The Federal Register hit an all-time high of 95,894 pages in 2016.
This week’s Federal Register featured the following 547 documents:
- 419 notices
- 12 presidential documents
- 45 proposed rules
- 71 final rules
Eleven proposed rules, including proposed revisions of fee schedules for applicants and licensees from the Nuclear Regulatory Commission; eight final rules, including minimum standards for projects funded by the National Electric Vehicle Infrastructure (NEVI) Formula Program from the Federal Highway Administration; and one notice, including approval of rates for inpatient and outpatient medical care provided by Indian Health Service facilities from the Indian Health Service were deemed significant under E.O. 12866—defined by the potential to have large impacts on the economy, environment, public health, or state or local governments. Significant actions may also conflict with presidential priorities or other agency rules. The Biden administration has issued 68 significant proposed rules, 46 significant final rules, and four significant notices as of March 3.

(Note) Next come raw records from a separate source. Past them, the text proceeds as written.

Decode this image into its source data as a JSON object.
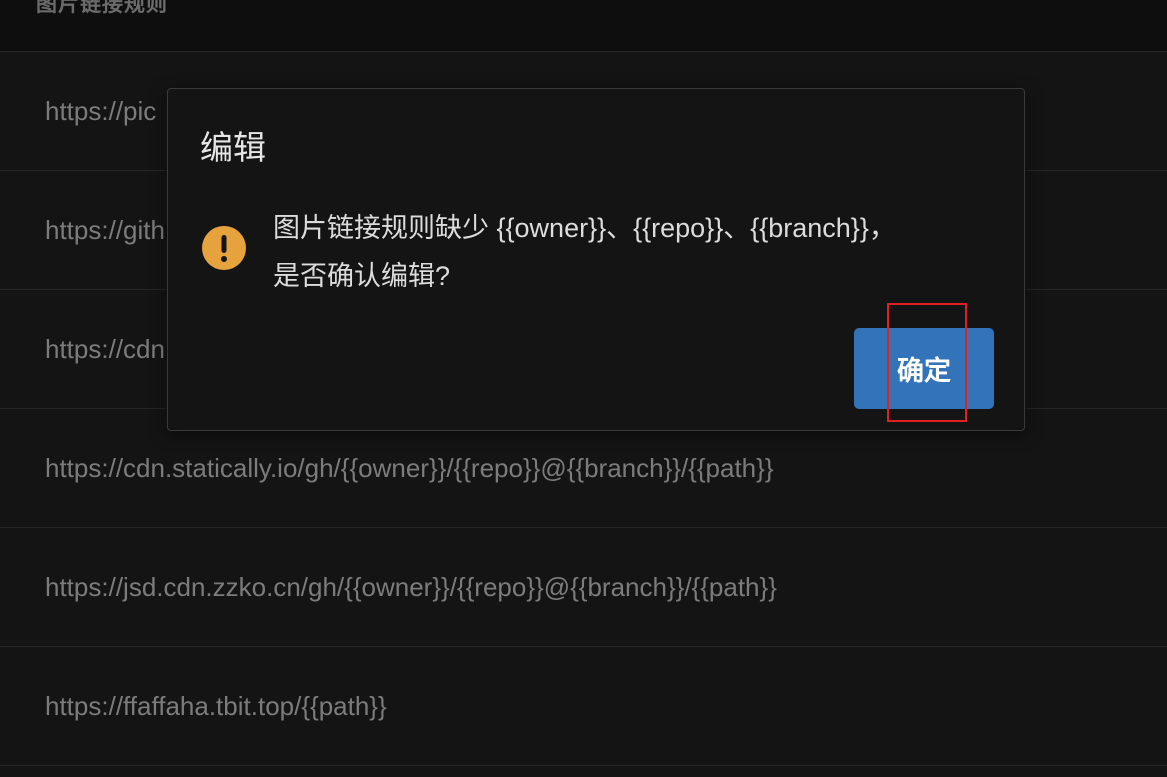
{
  "table": {
    "header": "图片链接规则",
    "rows": [
      "https://pic",
      "https://gith",
      "https://cdn",
      "https://cdn.statically.io/gh/{{owner}}/{{repo}}@{{branch}}/{{path}}",
      "https://jsd.cdn.zzko.cn/gh/{{owner}}/{{repo}}@{{branch}}/{{path}}",
      "https://ffaffaha.tbit.top/{{path}}"
    ]
  },
  "dialog": {
    "title": "编辑",
    "message_line1": "图片链接规则缺少 {{owner}}、{{repo}}、{{branch}}，",
    "message_line2": "是否确认编辑?",
    "confirm_label": "确定",
    "icon": "warning-exclamation-icon",
    "icon_color": "#e6a23c",
    "confirm_color": "#3373ba"
  },
  "colors": {
    "background": "#141414",
    "highlight": "#e02020"
  }
}
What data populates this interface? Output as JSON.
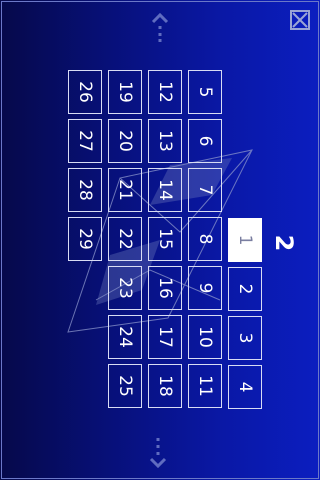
{
  "month_label": "2",
  "selected_day": "1",
  "days": {
    "col1": [
      "1",
      "2",
      "3",
      "4"
    ],
    "col2": [
      "5",
      "6",
      "7",
      "8",
      "9",
      "10",
      "11"
    ],
    "col3": [
      "12",
      "13",
      "14",
      "15",
      "16",
      "17",
      "18"
    ],
    "col4": [
      "19",
      "20",
      "21",
      "22",
      "23",
      "24",
      "25"
    ],
    "col5": [
      "26",
      "27",
      "28",
      "29"
    ]
  },
  "icons": {
    "close": "close-icon",
    "scroll_up": "scroll-up-arrow-icon",
    "scroll_down": "scroll-down-arrow-icon",
    "watermark": "logo-watermark"
  },
  "colors": {
    "background": "#0a18a6",
    "cell_border": "#d8dcf4",
    "selected_fill": "#ffffff"
  }
}
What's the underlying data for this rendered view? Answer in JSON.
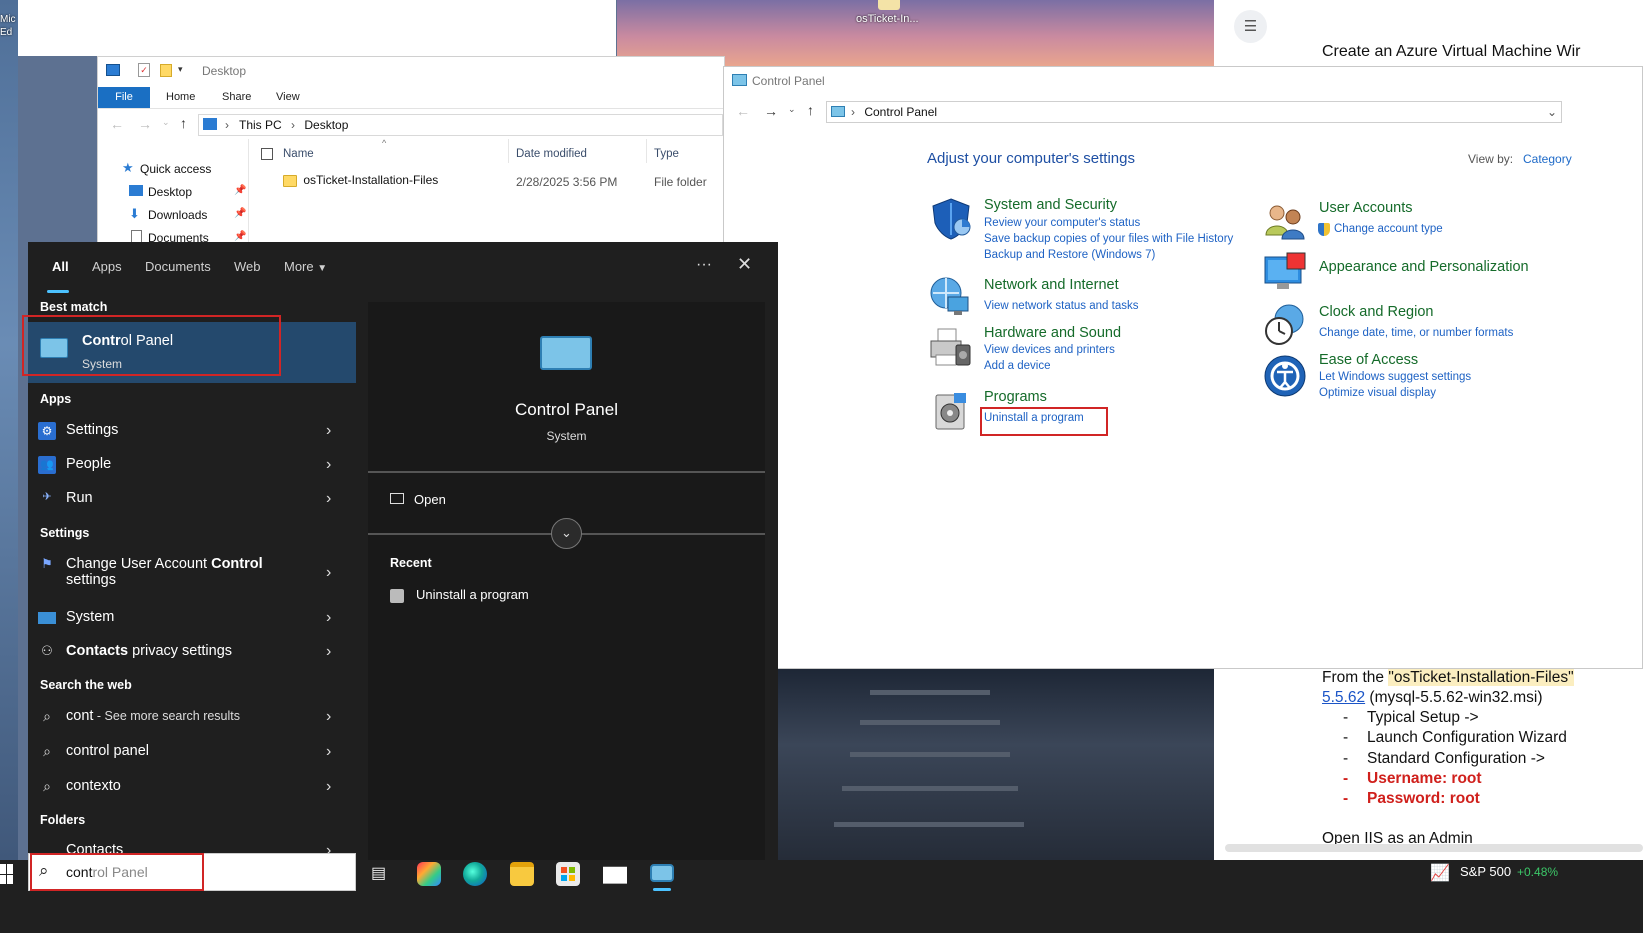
{
  "desktop": {
    "icon_label": "osTicket-In...",
    "left_icon_label": "Mic\nEd"
  },
  "doc": {
    "title": "Create an Azure Virtual Machine Wir",
    "lines": {
      "l1_prefix": "From the ",
      "l1_highlight": "\"osTicket-Installation-Files\"",
      "l2_link": "5.5.62",
      "l2_rest": " (mysql-5.5.62-win32.msi)",
      "b1": "Typical Setup ->",
      "b2": "Launch Configuration Wizard",
      "b3": "Standard Configuration ->",
      "b4": "Username: root",
      "b5": "Password: root",
      "l3": "Open IIS as an Admin"
    },
    "bullet": "-"
  },
  "explorer": {
    "title": "Desktop",
    "ribbon_tabs": [
      "File",
      "Home",
      "Share",
      "View"
    ],
    "breadcrumb": [
      "This PC",
      "Desktop"
    ],
    "nav": [
      "Quick access",
      "Desktop",
      "Downloads",
      "Documents"
    ],
    "columns": [
      "Name",
      "Date modified",
      "Type"
    ],
    "files": [
      {
        "name": "osTicket-Installation-Files",
        "date": "2/28/2025 3:56 PM",
        "type": "File folder"
      }
    ]
  },
  "control_panel": {
    "title": "Control Panel",
    "breadcrumb": "Control Panel",
    "heading": "Adjust your computer's settings",
    "view_by_label": "View by:",
    "view_by_value": "Category",
    "categories_left": [
      {
        "name": "System and Security",
        "links": [
          "Review your computer's status",
          "Save backup copies of your files with File History",
          "Backup and Restore (Windows 7)"
        ],
        "icon": "shield-icon"
      },
      {
        "name": "Network and Internet",
        "links": [
          "View network status and tasks"
        ],
        "icon": "network-icon"
      },
      {
        "name": "Hardware and Sound",
        "links": [
          "View devices and printers",
          "Add a device"
        ],
        "icon": "printer-icon"
      },
      {
        "name": "Programs",
        "links": [
          "Uninstall a program"
        ],
        "icon": "programs-icon"
      }
    ],
    "categories_right": [
      {
        "name": "User Accounts",
        "links": [
          "Change account type"
        ],
        "icon": "users-icon"
      },
      {
        "name": "Appearance and Personalization",
        "links": [],
        "icon": "monitor-icon"
      },
      {
        "name": "Clock and Region",
        "links": [
          "Change date, time, or number formats"
        ],
        "icon": "clock-icon"
      },
      {
        "name": "Ease of Access",
        "links": [
          "Let Windows suggest settings",
          "Optimize visual display"
        ],
        "icon": "accessibility-icon"
      }
    ]
  },
  "start_menu": {
    "tabs": [
      "All",
      "Apps",
      "Documents",
      "Web",
      "More"
    ],
    "more_icon": "ellipsis-icon",
    "best_match_header": "Best match",
    "best_match": {
      "name_bold": "Contr",
      "name_rest": "ol Panel",
      "sub": "System"
    },
    "apps_header": "Apps",
    "apps": [
      "Settings",
      "People",
      "Run"
    ],
    "settings_header": "Settings",
    "settings": [
      {
        "pre": "Change User Account ",
        "bold": "Control",
        "post": "",
        "line2": "settings"
      },
      {
        "pre": "System",
        "bold": "",
        "post": "",
        "line2": ""
      },
      {
        "pre": "",
        "bold": "Contacts",
        "post": " privacy settings",
        "line2": ""
      }
    ],
    "web_header": "Search the web",
    "web": [
      {
        "bold": "cont",
        "rest": " - See more search results"
      },
      {
        "bold": "control panel",
        "rest": ""
      },
      {
        "bold": "contexto",
        "rest": ""
      }
    ],
    "folders_header": "Folders",
    "folders": [
      "Contacts"
    ],
    "preview": {
      "title": "Control Panel",
      "sub": "System",
      "open_label": "Open",
      "recent_header": "Recent",
      "recent": [
        "Uninstall a program"
      ]
    }
  },
  "taskbar": {
    "search_typed": "cont",
    "search_suggest": "rol Panel",
    "ticker_name": "S&P 500",
    "ticker_change": "+0.48%",
    "ticker_color": "#3cc768"
  },
  "colors": {
    "accent": "#4cc2ff",
    "highlight_box": "#d12525",
    "cp_green": "#156b2a",
    "cp_link": "#1e62c4"
  }
}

Ballotpedia maintains page counts and other information about the Federal Register as part of its Administrative State Project. The project is a neutral, nonpartisan encyclopedic resource that defines and analyzes the administrative state, including its philosophical origins, legal and judicial precedents, and scholarly examinations of its consequences. The project also monitors and reports on measures of federal government activity.